Recently an old friend of mine suggested we get together for a silent retreat to catch up, rest, and spend time in silence and meditation. We usually struggle to find a time that works with both of our schedules, but we finally managed to make it happen. We picked a retreat center about halfway for both of us and made the reservation.
I’d never been to this location before and had no idea what to expect. What were the accommodations like? Was there heat in the rooms? What would the food be like? Who would be there? Would we be expected to participate? What would we be participating in exactly? It was all pretty vague, and I don’t particularly like vague.
Since roughly puberty, one of my life’s struggles has been intermittent bouts of depression. Maybe it’s inherited, maybe it’s just my portion, or maybe it’s connected with long-time sleep issues.
Whatever its source, in daily life, I work hard to counterbalance the onset of periods of low energy, negative thoughts, and aimlessness with contemplative practices, spiritual readings, exercise, music, family, and meaningful work. Or as much meaningful work as I can muster. These keep me in rhythm, aware, grateful, at peace.
But when I slip out of this delicate rhythm my well-being can slide pretty fast. If family issues come up, or a sickness, or even a vacation or a family visit, the amount of sleep, contemplative practice, and exercise routine all suffer.
Early on in college I had the good fortune to take a literature class taught by a contemplative practitioner. The college itself was a conservative one, but here was clearly someone with a different state of awareness. He didn’t seem particularly concerned about defending Christianity, or getting people to convert, or about revival on campus, or winning the city for Jesus.
With a gentle depth, he seemed more interested in whether people were moving toward wholeness than the brand of faith they were practicing, or even the fervor with which they practiced.

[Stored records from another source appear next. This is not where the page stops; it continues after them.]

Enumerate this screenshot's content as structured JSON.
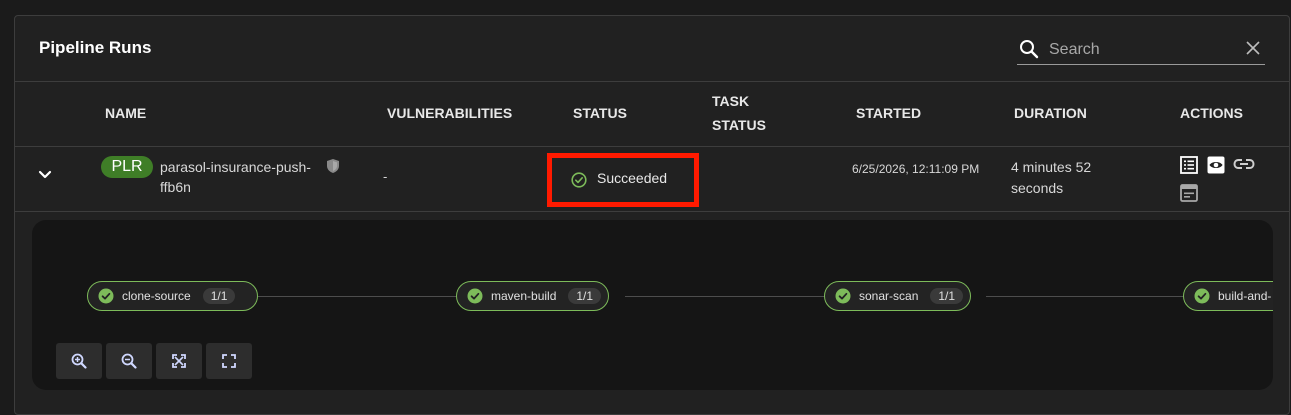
{
  "panel": {
    "title": "Pipeline Runs",
    "search": {
      "placeholder": "Search",
      "value": ""
    }
  },
  "table": {
    "headers": {
      "name": "NAME",
      "vulnerabilities": "VULNERABILITIES",
      "status": "STATUS",
      "task_status_line1": "TASK",
      "task_status_line2": "STATUS",
      "started": "STARTED",
      "duration": "DURATION",
      "actions": "ACTIONS"
    },
    "rows": [
      {
        "badge": "PLR",
        "name": "parasol-insurance-push-ffb6n",
        "vulnerabilities": "-",
        "status": "Succeeded",
        "started": "6/25/2026, 12:11:09 PM",
        "duration": "4 minutes 52 seconds"
      }
    ]
  },
  "pipeline": {
    "tasks": [
      {
        "name": "clone-source",
        "count": "1/1"
      },
      {
        "name": "maven-build",
        "count": "1/1"
      },
      {
        "name": "sonar-scan",
        "count": "1/1"
      },
      {
        "name": "build-and-",
        "count": ""
      }
    ],
    "controls": [
      "zoom-in-icon",
      "zoom-out-icon",
      "fit-to-screen-icon",
      "reset-view-icon"
    ]
  },
  "colors": {
    "badge_green": "#3f7e27",
    "success_green": "#7dbb5a",
    "highlight_red": "#ff1a00"
  }
}
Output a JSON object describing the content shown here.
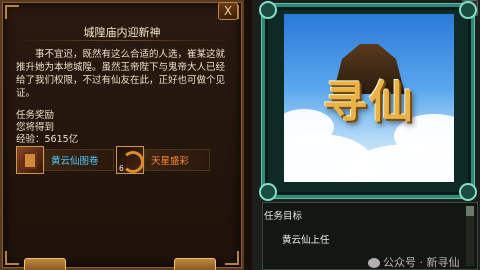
{
  "quest": {
    "title": "城隍庙内迎新神",
    "description": "事不宜迟，既然有这么合适的人选，崔某这就推升她为本地城隍。虽然玉帝陛下与鬼帝大人已经给了我们权限，不过有仙友在此，正好也可做个见证。",
    "reward_header": "任务奖励",
    "reward_sub": "您将得到",
    "exp_label": "经验：",
    "exp_value": "5615亿",
    "items": [
      {
        "name": "黄云仙图卷",
        "icon": "scroll-book-icon",
        "color": "#4fc8ff",
        "count": ""
      },
      {
        "name": "天星盛彩",
        "icon": "dragon-icon",
        "color": "#ff8a30",
        "count": "6"
      }
    ],
    "close_label": "X"
  },
  "target": {
    "label": "任务目标",
    "value": "黄云仙上任"
  },
  "artwork": {
    "logo_text": "寻仙"
  },
  "watermark": {
    "text": "公众号 · 新寻仙"
  }
}
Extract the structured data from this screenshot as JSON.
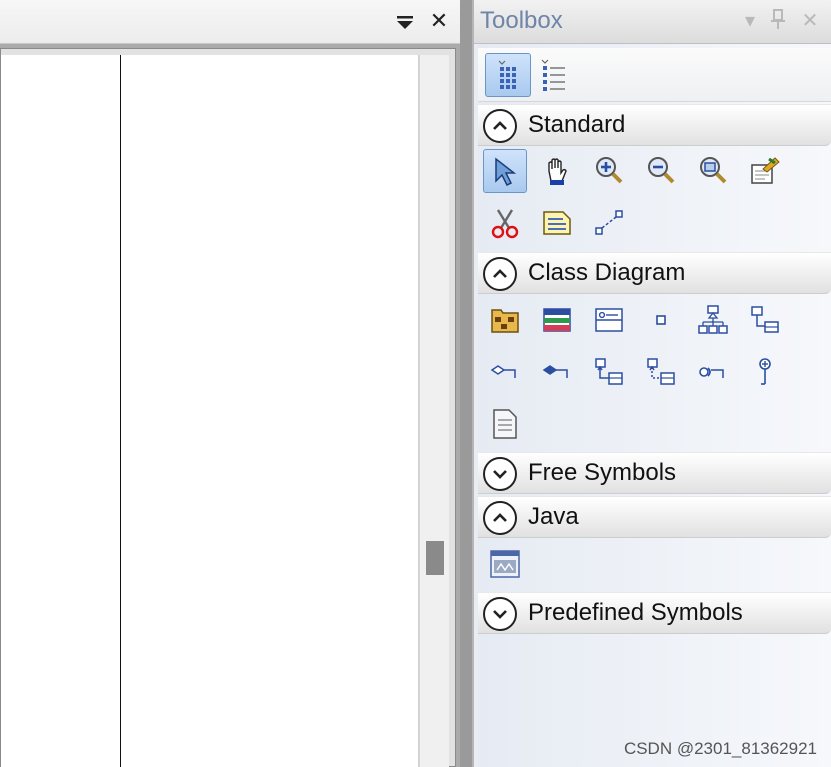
{
  "document": {
    "header_controls": {
      "dropdown_glyph": "▾",
      "close_glyph": "✕"
    }
  },
  "toolbox": {
    "title": "Toolbox",
    "controls": {
      "dropdown_glyph": "▾",
      "pin_glyph": "⊥",
      "close_glyph": "✕"
    },
    "views": [
      {
        "icon": "grid-view-icon",
        "active": true
      },
      {
        "icon": "list-view-icon",
        "active": false
      }
    ],
    "sections": [
      {
        "label": "Standard",
        "expanded": true
      },
      {
        "label": "Class Diagram",
        "expanded": true
      },
      {
        "label": "Free Symbols",
        "expanded": false
      },
      {
        "label": "Java",
        "expanded": true
      },
      {
        "label": "Predefined Symbols",
        "expanded": false
      }
    ]
  },
  "watermark": "CSDN @2301_81362921",
  "colors": {
    "title_text": "#6e84a8",
    "selected_fill": "#a9c9ee",
    "selected_border": "#6b95c8"
  }
}
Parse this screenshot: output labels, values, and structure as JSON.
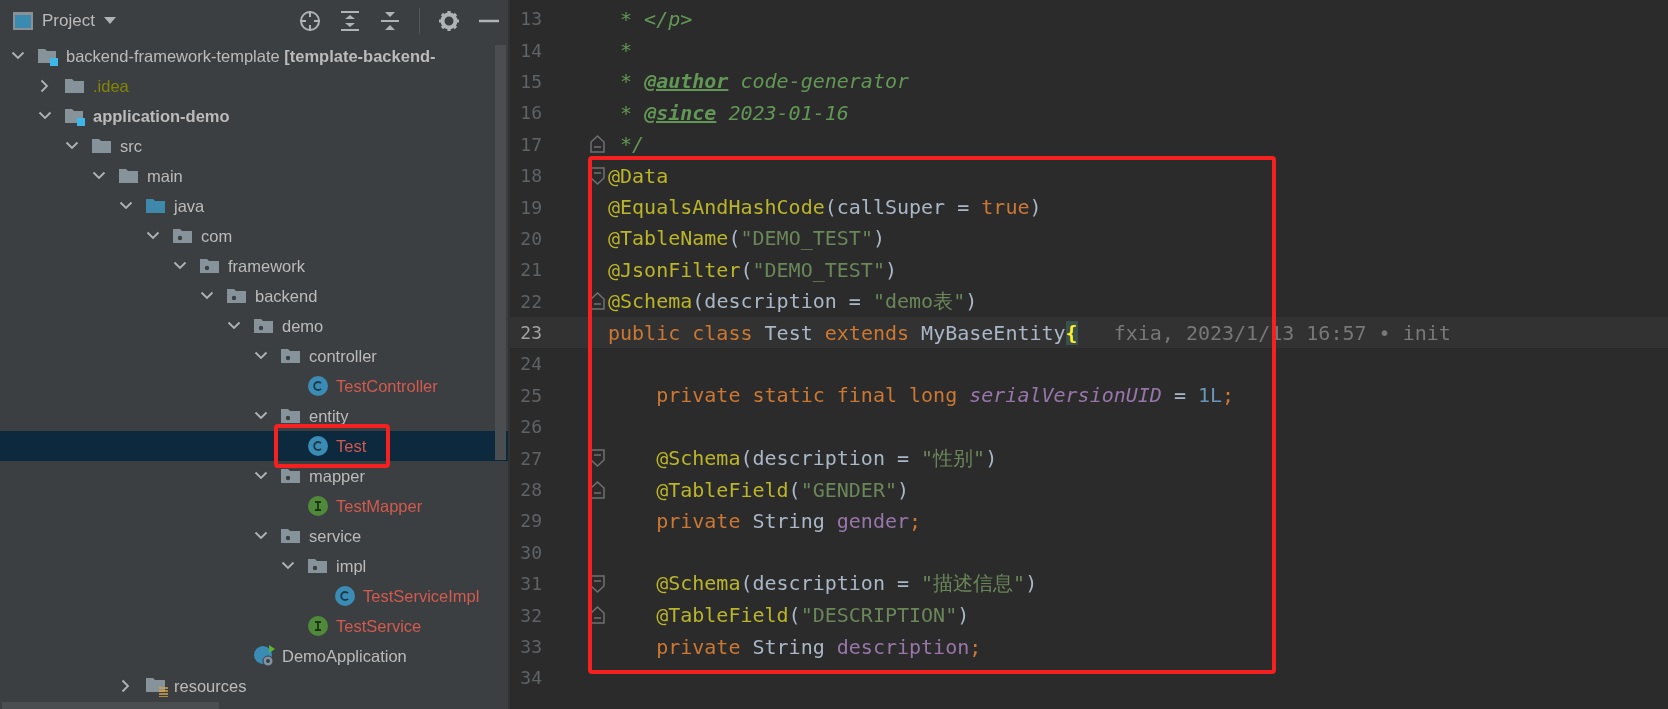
{
  "project_panel": {
    "title": "Project",
    "toolbar": [
      {
        "kind": "locate"
      },
      {
        "kind": "expand-all"
      },
      {
        "kind": "collapse-all"
      },
      {
        "kind": "separator"
      },
      {
        "kind": "settings"
      },
      {
        "kind": "minimize"
      }
    ]
  },
  "tree": {
    "items": [
      {
        "label": "backend-framework-template **[template-backend-**",
        "kind": "module",
        "color": "#bbbbbb",
        "bold": false,
        "expanded": true,
        "selected": false,
        "boxed": false,
        "children": [
          {
            "label": ".idea",
            "kind": "folder",
            "color": "#848504",
            "bold": false,
            "expanded": false,
            "selected": false,
            "boxed": false
          },
          {
            "label": "application-demo",
            "kind": "module",
            "color": "#bbbbbb",
            "bold": true,
            "expanded": true,
            "selected": false,
            "boxed": false,
            "children": [
              {
                "label": "src",
                "kind": "folder",
                "color": "#bbbbbb",
                "bold": false,
                "expanded": true,
                "selected": false,
                "boxed": false,
                "children": [
                  {
                    "label": "main",
                    "kind": "folder",
                    "color": "#bbbbbb",
                    "bold": false,
                    "expanded": true,
                    "selected": false,
                    "boxed": false,
                    "children": [
                      {
                        "label": "java",
                        "kind": "source-folder",
                        "color": "#bbbbbb",
                        "bold": false,
                        "expanded": true,
                        "selected": false,
                        "boxed": false,
                        "children": [
                          {
                            "label": "com",
                            "kind": "package",
                            "color": "#bbbbbb",
                            "bold": false,
                            "expanded": true,
                            "selected": false,
                            "boxed": false,
                            "children": [
                              {
                                "label": "framework",
                                "kind": "package",
                                "color": "#bbbbbb",
                                "bold": false,
                                "expanded": true,
                                "selected": false,
                                "boxed": false,
                                "children": [
                                  {
                                    "label": "backend",
                                    "kind": "package",
                                    "color": "#bbbbbb",
                                    "bold": false,
                                    "expanded": true,
                                    "selected": false,
                                    "boxed": false,
                                    "children": [
                                      {
                                        "label": "demo",
                                        "kind": "package",
                                        "color": "#bbbbbb",
                                        "bold": false,
                                        "expanded": true,
                                        "selected": false,
                                        "boxed": false,
                                        "children": [
                                          {
                                            "label": "controller",
                                            "kind": "package",
                                            "color": "#bbbbbb",
                                            "bold": false,
                                            "expanded": true,
                                            "selected": false,
                                            "boxed": false,
                                            "children": [
                                              {
                                                "label": "TestController",
                                                "kind": "class",
                                                "color": "#d25a4f",
                                                "bold": false,
                                                "selected": false,
                                                "boxed": false
                                              }
                                            ]
                                          },
                                          {
                                            "label": "entity",
                                            "kind": "package",
                                            "color": "#bbbbbb",
                                            "bold": false,
                                            "expanded": true,
                                            "selected": false,
                                            "boxed": false,
                                            "children": [
                                              {
                                                "label": "Test",
                                                "kind": "class",
                                                "color": "#d25a4f",
                                                "bold": false,
                                                "selected": true,
                                                "boxed": true
                                              }
                                            ]
                                          },
                                          {
                                            "label": "mapper",
                                            "kind": "package",
                                            "color": "#bbbbbb",
                                            "bold": false,
                                            "expanded": true,
                                            "selected": false,
                                            "boxed": false,
                                            "children": [
                                              {
                                                "label": "TestMapper",
                                                "kind": "interface",
                                                "color": "#d25a4f",
                                                "bold": false,
                                                "selected": false,
                                                "boxed": false
                                              }
                                            ]
                                          },
                                          {
                                            "label": "service",
                                            "kind": "package",
                                            "color": "#bbbbbb",
                                            "bold": false,
                                            "expanded": true,
                                            "selected": false,
                                            "boxed": false,
                                            "children": [
                                              {
                                                "label": "impl",
                                                "kind": "package",
                                                "color": "#bbbbbb",
                                                "bold": false,
                                                "expanded": true,
                                                "selected": false,
                                                "boxed": false,
                                                "children": [
                                                  {
                                                    "label": "TestServiceImpl",
                                                    "kind": "class",
                                                    "color": "#d25a4f",
                                                    "bold": false,
                                                    "selected": false,
                                                    "boxed": false
                                                  }
                                                ]
                                              },
                                              {
                                                "label": "TestService",
                                                "kind": "interface",
                                                "color": "#d25a4f",
                                                "bold": false,
                                                "selected": false,
                                                "boxed": false
                                              }
                                            ]
                                          }
                                        ]
                                      },
                                      {
                                        "label": "DemoApplication",
                                        "kind": "spring-app",
                                        "color": "#bbbbbb",
                                        "bold": false,
                                        "selected": false,
                                        "boxed": false
                                      }
                                    ]
                                  }
                                ]
                              }
                            ]
                          }
                        ]
                      },
                      {
                        "label": "resources",
                        "kind": "resources-folder",
                        "color": "#bbbbbb",
                        "bold": false,
                        "expanded": false,
                        "selected": false,
                        "boxed": false
                      }
                    ]
                  }
                ]
              }
            ]
          }
        ]
      }
    ]
  },
  "code": {
    "blocks": [
      {
        "boxed": false,
        "lines": [
          {
            "number": "13",
            "current": false,
            "tokens": [
              {
                "kind": "comment",
                "text": " * </p>"
              }
            ]
          },
          {
            "number": "14",
            "current": false,
            "tokens": [
              {
                "kind": "comment",
                "text": " *"
              }
            ]
          },
          {
            "number": "15",
            "current": false,
            "tokens": [
              {
                "kind": "comment",
                "text": " * "
              },
              {
                "kind": "doctag",
                "text": "@author"
              },
              {
                "kind": "comment",
                "text": " code-generator"
              }
            ]
          },
          {
            "number": "16",
            "current": false,
            "tokens": [
              {
                "kind": "comment",
                "text": " * "
              },
              {
                "kind": "doctag",
                "text": "@since"
              },
              {
                "kind": "comment",
                "text": " 2023-01-16"
              }
            ]
          },
          {
            "number": "17",
            "current": false,
            "fold": {
              "kind": "end"
            },
            "tokens": [
              {
                "kind": "comment",
                "text": " */"
              }
            ]
          }
        ]
      },
      {
        "boxed": true,
        "lines": [
          {
            "number": "18",
            "current": false,
            "fold": {
              "kind": "start"
            },
            "tokens": [
              {
                "kind": "annotation",
                "text": "@Data"
              }
            ]
          },
          {
            "number": "19",
            "current": false,
            "tokens": [
              {
                "kind": "annotation",
                "text": "@EqualsAndHashCode"
              },
              {
                "kind": "plain",
                "text": "(callSuper = "
              },
              {
                "kind": "keyword",
                "text": "true"
              },
              {
                "kind": "plain",
                "text": ")"
              }
            ]
          },
          {
            "number": "20",
            "current": false,
            "tokens": [
              {
                "kind": "annotation",
                "text": "@TableName"
              },
              {
                "kind": "plain",
                "text": "("
              },
              {
                "kind": "string",
                "text": "\"DEMO_TEST\""
              },
              {
                "kind": "plain",
                "text": ")"
              }
            ]
          },
          {
            "number": "21",
            "current": false,
            "tokens": [
              {
                "kind": "annotation",
                "text": "@JsonFilter"
              },
              {
                "kind": "plain",
                "text": "("
              },
              {
                "kind": "string",
                "text": "\"DEMO_TEST\""
              },
              {
                "kind": "plain",
                "text": ")"
              }
            ]
          },
          {
            "number": "22",
            "current": false,
            "fold": {
              "kind": "end"
            },
            "tokens": [
              {
                "kind": "annotation",
                "text": "@Schema"
              },
              {
                "kind": "plain",
                "text": "(description = "
              },
              {
                "kind": "string",
                "text": "\"demo表\""
              },
              {
                "kind": "plain",
                "text": ")"
              }
            ]
          },
          {
            "number": "23",
            "current": true,
            "inlay": "fxia, 2023/1/13 16:57 • init",
            "tokens": [
              {
                "kind": "keyword",
                "text": "public class "
              },
              {
                "kind": "plain",
                "text": "Test "
              },
              {
                "kind": "keyword",
                "text": "extends "
              },
              {
                "kind": "plain",
                "text": "MyBaseEntity"
              },
              {
                "kind": "brace-match",
                "text": "{"
              }
            ]
          },
          {
            "number": "24",
            "current": false
          },
          {
            "number": "25",
            "current": false,
            "indented": true,
            "tokens": [
              {
                "kind": "keyword",
                "text": "private static final long "
              },
              {
                "kind": "static-field",
                "text": "serialVersionUID"
              },
              {
                "kind": "plain",
                "text": " = "
              },
              {
                "kind": "number",
                "text": "1L"
              },
              {
                "kind": "keyword",
                "text": ";"
              }
            ]
          },
          {
            "number": "26",
            "current": false
          },
          {
            "number": "27",
            "current": false,
            "indented": true,
            "fold": {
              "kind": "start"
            },
            "tokens": [
              {
                "kind": "annotation",
                "text": "@Schema"
              },
              {
                "kind": "plain",
                "text": "(description = "
              },
              {
                "kind": "string",
                "text": "\"性别\""
              },
              {
                "kind": "plain",
                "text": ")"
              }
            ]
          },
          {
            "number": "28",
            "current": false,
            "indented": true,
            "fold": {
              "kind": "end"
            },
            "tokens": [
              {
                "kind": "annotation",
                "text": "@TableField"
              },
              {
                "kind": "plain",
                "text": "("
              },
              {
                "kind": "string",
                "text": "\"GENDER\""
              },
              {
                "kind": "plain",
                "text": ")"
              }
            ]
          },
          {
            "number": "29",
            "current": false,
            "indented": true,
            "tokens": [
              {
                "kind": "keyword",
                "text": "private "
              },
              {
                "kind": "plain",
                "text": "String "
              },
              {
                "kind": "field",
                "text": "gender"
              },
              {
                "kind": "keyword",
                "text": ";"
              }
            ]
          },
          {
            "number": "30",
            "current": false
          },
          {
            "number": "31",
            "current": false,
            "indented": true,
            "fold": {
              "kind": "start"
            },
            "tokens": [
              {
                "kind": "annotation",
                "text": "@Schema"
              },
              {
                "kind": "plain",
                "text": "(description = "
              },
              {
                "kind": "string",
                "text": "\"描述信息\""
              },
              {
                "kind": "plain",
                "text": ")"
              }
            ]
          },
          {
            "number": "32",
            "current": false,
            "indented": true,
            "fold": {
              "kind": "end"
            },
            "tokens": [
              {
                "kind": "annotation",
                "text": "@TableField"
              },
              {
                "kind": "plain",
                "text": "("
              },
              {
                "kind": "string",
                "text": "\"DESCRIPTION\""
              },
              {
                "kind": "plain",
                "text": ")"
              }
            ]
          },
          {
            "number": "33",
            "current": false,
            "indented": true,
            "tokens": [
              {
                "kind": "keyword",
                "text": "private "
              },
              {
                "kind": "plain",
                "text": "String "
              },
              {
                "kind": "field",
                "text": "description"
              },
              {
                "kind": "keyword",
                "text": ";"
              }
            ]
          }
        ]
      },
      {
        "boxed": false,
        "lines": [
          {
            "number": "34",
            "current": false
          }
        ]
      }
    ]
  }
}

With disarming graciousness, he was clearly present and interested in what his students had to say, though his education and intellect vastly surpassed ours. He was humble. Students experiencing a crisis of faith or elsewhere in their lives sensed in him a safe presence in which to confide.
After graduating High School in Germany, I moved to the Pacific Northwest to go to college.
The reverse culture shock was jarring at times. What would have been considered embarrassing social behavior back home suddenly seemed not only tolerated, but celebrated here. Young guys revving engines in muscle cars and massively oversized trucks was suddenly a normal aspect of male identity and expression.
Back home you were supposed to at least project humility and self-deprecation. Any attempt to stick out and act superior made you subject to open ridicule. To get approval, you had to cultivate a degree of well-rounded gentility.
Now suddenly everything seemed upside down.
Welcome to Season 1, Episode 2 of the Spiritual Directions podcast. In this episode, I sit down with veteran Spiritual Director and former Youth For Christ VP Lynn Ziegenfuss to talk about lessons learned on her spiritual journey, abiding in God, and redefining success.
What happens when God doesn’t give us the life we want? In this episode, Lynn Ziegenfuss opens up about her disappointments, learning to embrace the struggle, and unexpected gifts.
CLICK TO LISTEN
Subscribe to Podcast in iTunes